App and web page records

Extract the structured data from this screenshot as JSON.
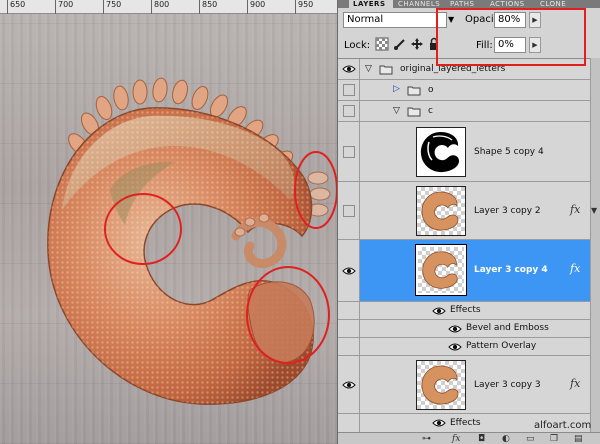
{
  "ruler": {
    "ticks": [
      "650",
      "700",
      "750",
      "800",
      "850",
      "900",
      "950"
    ]
  },
  "tabs": [
    {
      "label": "LAYERS",
      "active": true
    },
    {
      "label": "CHANNELS",
      "active": false
    },
    {
      "label": "PATHS",
      "active": false
    },
    {
      "label": "ACTIONS",
      "active": false
    },
    {
      "label": "CLONE",
      "active": false
    }
  ],
  "options": {
    "blend_mode": "Normal",
    "opacity_label": "Opacity:",
    "opacity_value": "80%",
    "lock_label": "Lock:",
    "fill_label": "Fill:",
    "fill_value": "0%"
  },
  "layers": {
    "group_main": "original_layered_letters",
    "group_o": "o",
    "group_c": "c",
    "shape5": "Shape 5 copy 4",
    "layer3c2": "Layer 3 copy 2",
    "layer3c4": "Layer 3 copy 4",
    "effects_label": "Effects",
    "bevel": "Bevel and Emboss",
    "pattern": "Pattern Overlay",
    "layer3c3": "Layer 3 copy 3",
    "effects_label_2": "Effects",
    "fx_symbol": "fx"
  },
  "watermark": "alfoart.com",
  "colors": {
    "selection": "#3d95f4",
    "annotation": "#e0201f",
    "panel": "#d4d4d4"
  }
}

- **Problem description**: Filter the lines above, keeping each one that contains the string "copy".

- **Result**:
    "shape5": "Shape 5 copy 4",
    "layer3c2": "Layer 3 copy 2",
    "layer3c4": "Layer 3 copy 4",
    "layer3c3": "Layer 3 copy 3",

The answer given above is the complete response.